Auto-antibodies against apolipoprotein A-1 block cancer cells proliferation and induce apoptosis

Oncotarget. 2020 Nov 17;11(46):4266-4280. doi: 10.18632/oncotarget.27814.

Abstract

Auto-antibodies against apoA-1 (anti-apoA-1 IgGs) have been identified as important actors of atherosclerosis development through pro-inflammatory and pro-atherogenic properties and to also induce apoptosis in tumoral neuronal and lymphocyte derived cell lines through unknown mechanisms. The purpose of this study was to explore the cellular pathways involved in tumoral cell survival modulated by anti-apoA-1 antibodies. We observed that anti-apoA-1 antibodies induce growth arrest (in G2/M phase) and cell apoptosis through caspase 3 activation, accompanied by a selective p53 phosphorylation on serine 15. RNA sequencing indicated that anti-apoA-1 IgGs affect the expression of more than 950 genes belonging to five major groups of genes and respectively involved in i) cell proliferation inhibition, ii) p53 stabilisation and regulation, iii) apoptosis regulation, iv) inflammation regulation, and v) oxidative stress. In conclusion, anti-apoA-1 antibodies seem to have a role in blocking tumoral cell proliferation and survival, by activating a major tumor suppressor protein and by modulating the inflammatory and oxidative stress response. Further investigations are needed to explore a possible anti-cancer therapeutic approach of these antibodies in very specific and circumscribed conditions.

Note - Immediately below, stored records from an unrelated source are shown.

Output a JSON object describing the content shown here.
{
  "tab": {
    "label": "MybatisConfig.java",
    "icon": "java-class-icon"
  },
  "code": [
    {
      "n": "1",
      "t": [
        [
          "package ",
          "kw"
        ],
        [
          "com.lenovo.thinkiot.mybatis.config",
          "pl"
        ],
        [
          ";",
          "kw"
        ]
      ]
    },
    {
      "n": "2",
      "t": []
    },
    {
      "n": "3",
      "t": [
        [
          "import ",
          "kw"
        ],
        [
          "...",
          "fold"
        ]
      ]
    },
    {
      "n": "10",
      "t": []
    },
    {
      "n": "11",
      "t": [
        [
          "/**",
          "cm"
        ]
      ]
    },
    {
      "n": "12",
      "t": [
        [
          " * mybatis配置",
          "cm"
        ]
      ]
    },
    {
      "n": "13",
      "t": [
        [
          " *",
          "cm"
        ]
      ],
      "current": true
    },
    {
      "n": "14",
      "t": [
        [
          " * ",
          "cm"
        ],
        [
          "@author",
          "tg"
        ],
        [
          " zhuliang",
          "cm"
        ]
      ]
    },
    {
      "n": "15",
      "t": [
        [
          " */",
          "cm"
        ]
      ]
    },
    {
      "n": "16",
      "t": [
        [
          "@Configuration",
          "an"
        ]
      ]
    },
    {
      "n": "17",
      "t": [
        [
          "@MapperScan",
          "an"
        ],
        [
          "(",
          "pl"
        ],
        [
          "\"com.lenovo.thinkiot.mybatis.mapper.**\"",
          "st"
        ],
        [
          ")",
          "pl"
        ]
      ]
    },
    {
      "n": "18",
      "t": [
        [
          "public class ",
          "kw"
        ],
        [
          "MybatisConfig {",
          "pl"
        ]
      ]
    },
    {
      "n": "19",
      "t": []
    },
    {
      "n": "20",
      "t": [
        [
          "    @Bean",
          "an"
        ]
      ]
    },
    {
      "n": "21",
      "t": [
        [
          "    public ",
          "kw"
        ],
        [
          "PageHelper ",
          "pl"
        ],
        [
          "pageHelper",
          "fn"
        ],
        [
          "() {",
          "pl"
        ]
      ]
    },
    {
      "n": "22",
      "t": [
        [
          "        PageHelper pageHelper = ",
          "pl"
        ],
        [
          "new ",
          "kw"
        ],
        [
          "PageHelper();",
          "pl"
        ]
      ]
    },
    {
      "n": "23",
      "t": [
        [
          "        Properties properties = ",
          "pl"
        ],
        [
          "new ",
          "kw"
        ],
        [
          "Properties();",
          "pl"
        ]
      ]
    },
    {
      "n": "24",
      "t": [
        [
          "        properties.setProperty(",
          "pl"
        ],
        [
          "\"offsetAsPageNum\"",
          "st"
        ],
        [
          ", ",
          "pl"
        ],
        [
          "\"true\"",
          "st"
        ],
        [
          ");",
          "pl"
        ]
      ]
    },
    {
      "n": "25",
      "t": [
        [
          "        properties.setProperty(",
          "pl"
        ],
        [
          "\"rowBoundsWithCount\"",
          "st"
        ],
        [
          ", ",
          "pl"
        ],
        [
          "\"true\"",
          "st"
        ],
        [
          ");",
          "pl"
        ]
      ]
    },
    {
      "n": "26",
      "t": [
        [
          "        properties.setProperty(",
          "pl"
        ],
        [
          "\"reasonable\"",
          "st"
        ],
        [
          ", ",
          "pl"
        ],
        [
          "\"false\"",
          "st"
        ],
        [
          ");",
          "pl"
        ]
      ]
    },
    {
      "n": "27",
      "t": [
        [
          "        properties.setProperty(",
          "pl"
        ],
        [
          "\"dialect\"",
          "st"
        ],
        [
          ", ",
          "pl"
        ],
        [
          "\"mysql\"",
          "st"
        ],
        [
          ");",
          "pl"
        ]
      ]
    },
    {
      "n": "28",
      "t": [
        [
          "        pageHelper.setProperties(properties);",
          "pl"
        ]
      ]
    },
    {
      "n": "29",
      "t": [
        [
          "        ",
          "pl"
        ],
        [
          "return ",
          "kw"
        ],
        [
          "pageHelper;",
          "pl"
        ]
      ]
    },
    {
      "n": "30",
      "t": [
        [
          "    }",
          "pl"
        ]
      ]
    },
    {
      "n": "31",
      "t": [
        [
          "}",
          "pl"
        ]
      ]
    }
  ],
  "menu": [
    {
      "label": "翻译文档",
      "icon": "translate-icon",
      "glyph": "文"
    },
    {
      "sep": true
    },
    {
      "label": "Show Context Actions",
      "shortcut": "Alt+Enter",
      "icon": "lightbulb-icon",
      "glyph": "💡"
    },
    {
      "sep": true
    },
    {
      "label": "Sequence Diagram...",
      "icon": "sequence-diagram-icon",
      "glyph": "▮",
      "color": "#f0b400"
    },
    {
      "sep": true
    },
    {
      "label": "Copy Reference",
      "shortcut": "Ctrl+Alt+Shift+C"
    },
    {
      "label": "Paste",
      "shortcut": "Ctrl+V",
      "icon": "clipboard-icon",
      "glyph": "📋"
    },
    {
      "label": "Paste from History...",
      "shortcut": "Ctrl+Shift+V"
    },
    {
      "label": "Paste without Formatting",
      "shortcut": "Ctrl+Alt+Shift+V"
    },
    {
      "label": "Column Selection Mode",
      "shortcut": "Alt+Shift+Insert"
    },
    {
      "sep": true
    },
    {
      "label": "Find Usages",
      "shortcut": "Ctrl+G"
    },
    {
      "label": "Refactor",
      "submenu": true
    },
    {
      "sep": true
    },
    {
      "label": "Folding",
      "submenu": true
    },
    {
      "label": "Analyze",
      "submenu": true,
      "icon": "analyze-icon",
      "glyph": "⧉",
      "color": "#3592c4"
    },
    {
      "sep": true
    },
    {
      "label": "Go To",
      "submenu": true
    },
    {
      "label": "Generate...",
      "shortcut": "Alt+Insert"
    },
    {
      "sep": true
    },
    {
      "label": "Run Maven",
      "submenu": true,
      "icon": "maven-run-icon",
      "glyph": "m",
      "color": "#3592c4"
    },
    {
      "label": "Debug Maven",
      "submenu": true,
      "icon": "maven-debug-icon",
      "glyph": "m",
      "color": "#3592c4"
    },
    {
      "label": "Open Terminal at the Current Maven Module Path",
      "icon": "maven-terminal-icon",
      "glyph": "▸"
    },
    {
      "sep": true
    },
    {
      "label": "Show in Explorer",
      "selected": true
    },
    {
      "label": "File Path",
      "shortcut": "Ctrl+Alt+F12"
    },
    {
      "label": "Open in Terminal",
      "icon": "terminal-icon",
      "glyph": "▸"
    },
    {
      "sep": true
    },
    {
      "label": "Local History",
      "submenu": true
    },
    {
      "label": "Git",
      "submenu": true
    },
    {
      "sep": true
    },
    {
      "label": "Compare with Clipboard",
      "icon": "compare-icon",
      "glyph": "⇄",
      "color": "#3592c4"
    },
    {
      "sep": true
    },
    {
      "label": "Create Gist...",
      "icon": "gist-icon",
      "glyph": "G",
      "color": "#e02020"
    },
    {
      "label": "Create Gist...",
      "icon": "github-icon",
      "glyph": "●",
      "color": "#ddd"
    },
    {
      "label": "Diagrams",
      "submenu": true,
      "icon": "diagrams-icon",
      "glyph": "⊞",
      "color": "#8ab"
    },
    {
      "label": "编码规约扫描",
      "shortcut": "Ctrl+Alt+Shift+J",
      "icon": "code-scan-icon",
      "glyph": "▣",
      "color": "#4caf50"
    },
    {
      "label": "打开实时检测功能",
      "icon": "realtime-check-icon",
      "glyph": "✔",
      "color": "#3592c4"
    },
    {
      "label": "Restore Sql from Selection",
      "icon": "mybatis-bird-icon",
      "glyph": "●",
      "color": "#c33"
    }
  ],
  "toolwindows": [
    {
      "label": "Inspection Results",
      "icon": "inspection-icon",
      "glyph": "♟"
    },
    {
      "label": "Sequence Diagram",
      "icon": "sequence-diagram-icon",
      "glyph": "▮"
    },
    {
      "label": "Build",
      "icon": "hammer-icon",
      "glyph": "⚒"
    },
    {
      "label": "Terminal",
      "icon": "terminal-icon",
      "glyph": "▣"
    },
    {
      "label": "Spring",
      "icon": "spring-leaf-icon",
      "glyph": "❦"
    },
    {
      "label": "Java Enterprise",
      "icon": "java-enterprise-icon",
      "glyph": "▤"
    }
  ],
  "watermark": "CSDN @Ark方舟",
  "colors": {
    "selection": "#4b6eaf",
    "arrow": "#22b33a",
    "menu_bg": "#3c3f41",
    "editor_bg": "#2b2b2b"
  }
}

Keywords: anti-apoA-1 antibodies; apoptose; cell proliferation; oxidative stress.